When my youngest child started pointing at little boys in picture books, saying, “That’s me,” I was surprised. At first, we corrected her. “You’re a girl, but you can pretend to be this boy if you want to.” Then, after discussing it, we decided to take it at face value. We stopped correcting her. Yet I didn’t change pronouns or toss out dresses and pink shorts and other articles of clothing which were passed down from my older child.

If anyone was equipped to deal with a transgender child, it was us. When the time was right, we would change pronouns. We’d let him start hormone therapy as soon as he was ready. We would refinance the house to pay for top surgery. We would do almost anything to ensure that the transition was smooth.

When I cut Phoebe’s hair, I used clippers, using a YouTube tutorial as a guide. I left some length on top, skater boi style. The difference was pretty striking. She really did look like a boy. After the haircut, I noticed that I felt some loss around my perception of my child as female. I felt fear about how my child might be treated. My child attends a Montessori school filled with people who are like-minded in terms of empathy and rejecting cultural stereotypes, but kindergarten at a public school is only two years away. And what then?

That said, her hair looked adorable. The very next day, she wore her favorite sundress. After a few days, Shea pointed out that her sister’s old pictures didn’t look like her anymore. “Phoebe looks weird in pictures with long hair now,” she said. “I like her short hair better.” More importantly, so did Phoebe. She reveled in the fact that she no longer needed the tangles brushed out of her hair.

Strangers made comments like, “So why the short hair? Did her sister cut it?” They would give me a knowing look, as if to say, “I’ve been there!” Or this gem: “Did she have lice?” I shrugged and said, “She wanted it. And we all love it.” One stranger at the swimming pool asked why my son was wearing a girl’s swimsuit. I can understand people being curious, but the questions point to one thing — if your child deviates from gender norms, be ready to explain why.

The other day, when we were driving, Phoebe revealed that she didn’t want to wear “girls” clothes anymore. I asked her: “Tell me about the clothes you like. What kind of shirt do you want to wear?”

"Boys’ shirts."

"What does a boys’ shirt look like?"

"Blue. Black. With cars on it or dinosaurs or sharks."

"So you want a shirt with cars or dinosaurs on it. Maybe even a shark!"

"Yeah, and blue!"

We went to the thrift store that week. The boys and girls clothes were all on the same rack. She picked out a gray shirt with a red 1965 Mustang on it, and a brown Diego shirt. Some khaki shorts “like Daddy’s.” She couldn’t have been happier.

"
When Gender Norms Didn’t Work For My Kid | Erika Kleinman for the Huffington Post Gay Voices  (via gaywrites)

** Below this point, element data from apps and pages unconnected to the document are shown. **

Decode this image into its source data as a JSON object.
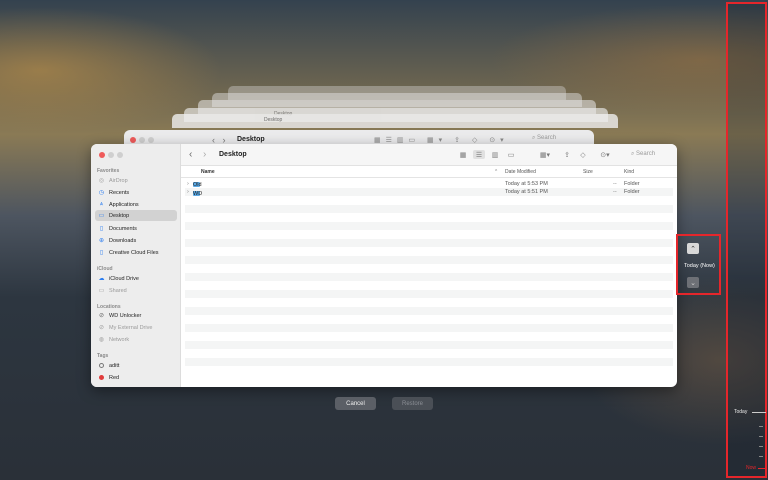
{
  "background_window_title": "Desktop",
  "ghost_title": "Desktop",
  "window": {
    "title": "Desktop",
    "search_placeholder": "Search"
  },
  "sidebar": {
    "sections": [
      {
        "title": "Favorites"
      },
      {
        "title": "iCloud"
      },
      {
        "title": "Locations"
      },
      {
        "title": "Tags"
      }
    ],
    "favorites": [
      {
        "label": "AirDrop",
        "icon": "airdrop-icon",
        "dim": true
      },
      {
        "label": "Recents",
        "icon": "clock-icon"
      },
      {
        "label": "Applications",
        "icon": "applications-icon"
      },
      {
        "label": "Desktop",
        "icon": "desktop-icon",
        "selected": true
      },
      {
        "label": "Documents",
        "icon": "document-icon"
      },
      {
        "label": "Downloads",
        "icon": "download-icon"
      },
      {
        "label": "Creative Cloud Files",
        "icon": "file-icon"
      }
    ],
    "icloud": [
      {
        "label": "iCloud Drive",
        "icon": "cloud-icon"
      },
      {
        "label": "Shared",
        "icon": "shared-folder-icon",
        "dim": true
      }
    ],
    "locations": [
      {
        "label": "WD Unlocker",
        "icon": "disk-icon"
      },
      {
        "label": "My External Drive",
        "icon": "disk-icon",
        "dim": true
      },
      {
        "label": "Network",
        "icon": "network-icon",
        "dim": true
      }
    ],
    "tags": [
      {
        "label": "aditt",
        "color": "#ffffff"
      },
      {
        "label": "Red",
        "color": "#e03b3b"
      }
    ]
  },
  "columns": {
    "name": "Name",
    "date_modified": "Date Modified",
    "size": "Size",
    "kind": "Kind"
  },
  "files": [
    {
      "name": "Old Desktop",
      "date": "Today at 5:53 PM",
      "size": "--",
      "kind": "Folder"
    },
    {
      "name": "WD",
      "date": "Today at 5:51 PM",
      "size": "--",
      "kind": "Folder"
    }
  ],
  "buttons": {
    "cancel": "Cancel",
    "restore": "Restore"
  },
  "time_nav": {
    "label": "Today (Now)"
  },
  "timeline": {
    "today_label": "Today",
    "now_label": "Now"
  }
}
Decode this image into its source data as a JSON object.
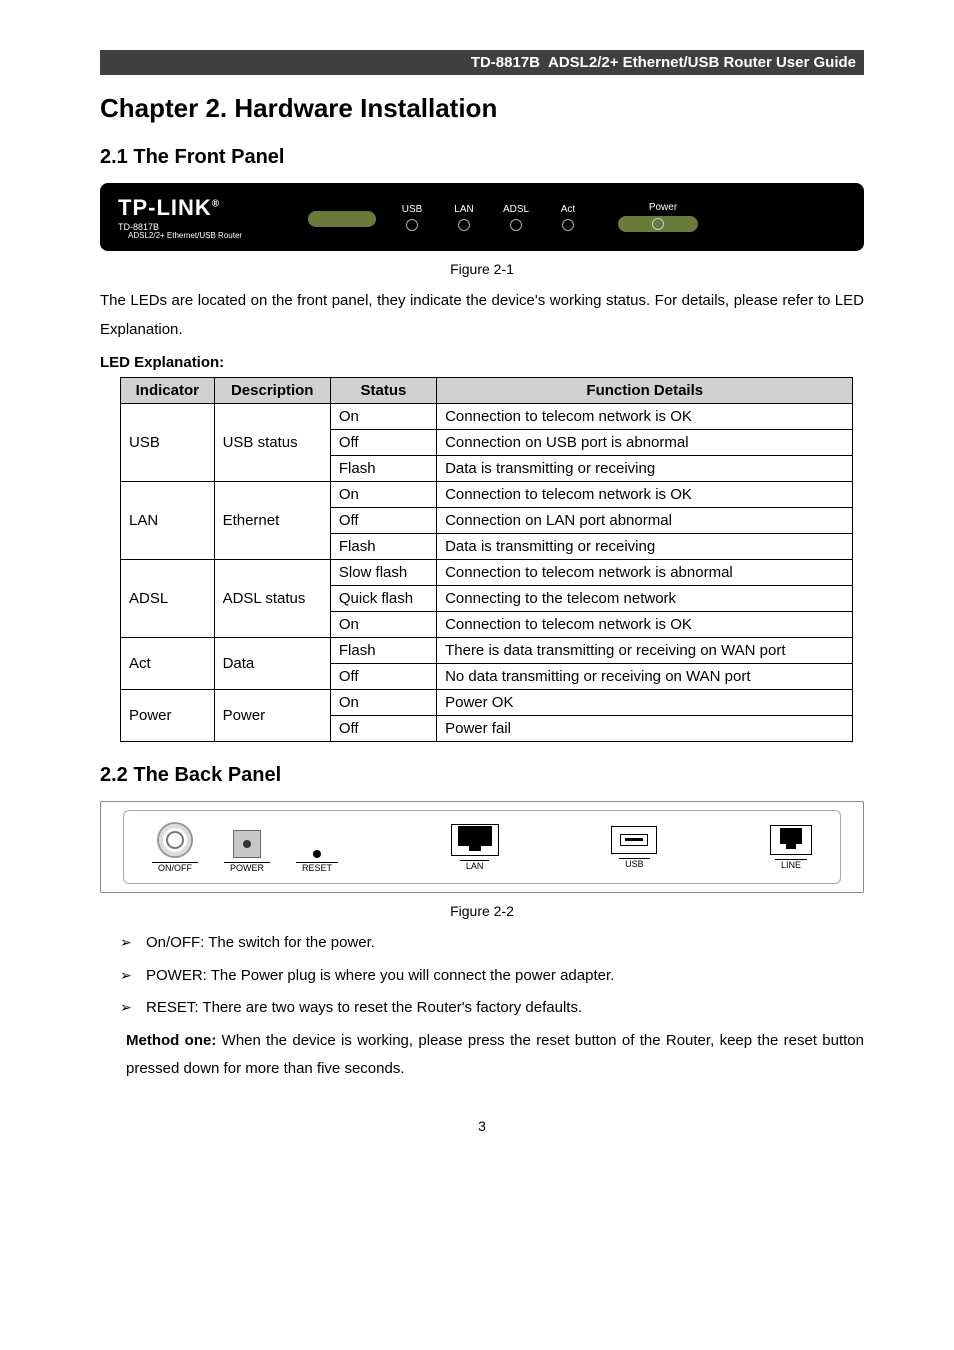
{
  "header": {
    "model": "TD-8817B",
    "title": "ADSL2/2+ Ethernet/USB Router User Guide"
  },
  "chapter": {
    "title": "Chapter 2.  Hardware Installation"
  },
  "sections": {
    "front": {
      "heading": "2.1   The Front Panel",
      "fig_caption": "Figure 2-1",
      "paragraph": "The LEDs are located on the front panel, they indicate the device's working status. For details, please refer to LED Explanation."
    },
    "back": {
      "heading": "2.2   The Back Panel",
      "fig_caption": "Figure 2-2",
      "bullets": [
        "On/OFF: The switch for the power.",
        "POWER: The Power plug is where you will connect the power adapter.",
        "RESET: There are two ways to reset the Router's factory defaults."
      ],
      "method_label": "Method one: ",
      "method_text": "When the device is working, please press the reset button of the Router, keep the reset button pressed down for more than five seconds."
    }
  },
  "front_panel": {
    "brand": "TP-LINK",
    "model": "TD-8817B",
    "sub": "ADSL2/2+ Ethernet/USB Router",
    "leds": [
      "USB",
      "LAN",
      "ADSL",
      "Act",
      "Power"
    ]
  },
  "back_panel": {
    "ports": [
      "ON/OFF",
      "POWER",
      "RESET",
      "LAN",
      "USB",
      "LINE"
    ]
  },
  "led_table": {
    "heading": "LED Explanation:",
    "headers": [
      "Indicator",
      "Description",
      "Status",
      "Function Details"
    ],
    "rows": [
      {
        "indicator": "USB",
        "description": "USB status",
        "items": [
          {
            "status": "On",
            "fn": "Connection to telecom network is OK"
          },
          {
            "status": "Off",
            "fn": "Connection on USB port is abnormal"
          },
          {
            "status": "Flash",
            "fn": "Data is transmitting or receiving"
          }
        ]
      },
      {
        "indicator": "LAN",
        "description": "Ethernet",
        "items": [
          {
            "status": "On",
            "fn": "Connection to telecom network is OK"
          },
          {
            "status": "Off",
            "fn": "Connection on LAN port abnormal"
          },
          {
            "status": "Flash",
            "fn": "Data is transmitting or receiving"
          }
        ]
      },
      {
        "indicator": "ADSL",
        "description": "ADSL status",
        "items": [
          {
            "status": "Slow flash",
            "fn": "Connection to telecom network is abnormal"
          },
          {
            "status": "Quick flash",
            "fn": "Connecting to the telecom network"
          },
          {
            "status": "On",
            "fn": "Connection to telecom network is OK"
          }
        ]
      },
      {
        "indicator": "Act",
        "description": "Data",
        "items": [
          {
            "status": "Flash",
            "fn": "There is data transmitting or receiving on WAN port"
          },
          {
            "status": "Off",
            "fn": "No data transmitting or receiving on WAN port"
          }
        ]
      },
      {
        "indicator": "Power",
        "description": "Power",
        "items": [
          {
            "status": "On",
            "fn": "Power OK"
          },
          {
            "status": "Off",
            "fn": "Power fail"
          }
        ]
      }
    ]
  },
  "page_number": "3"
}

This is important.

(via thedreamswesee)



I can see that the sunrise is happening at this very moment from outside my bedroom window but I don’t want to go watch it. I can’t do it alone. It will only remind me of you. I miss you so much.

posted 18 hours ago with 3 notes

Eating pizza bagels in my bed at 6:30am because what’s the point anyway.

posted 19 hours ago

s-un-rise:

aureat:

This

best photo set ever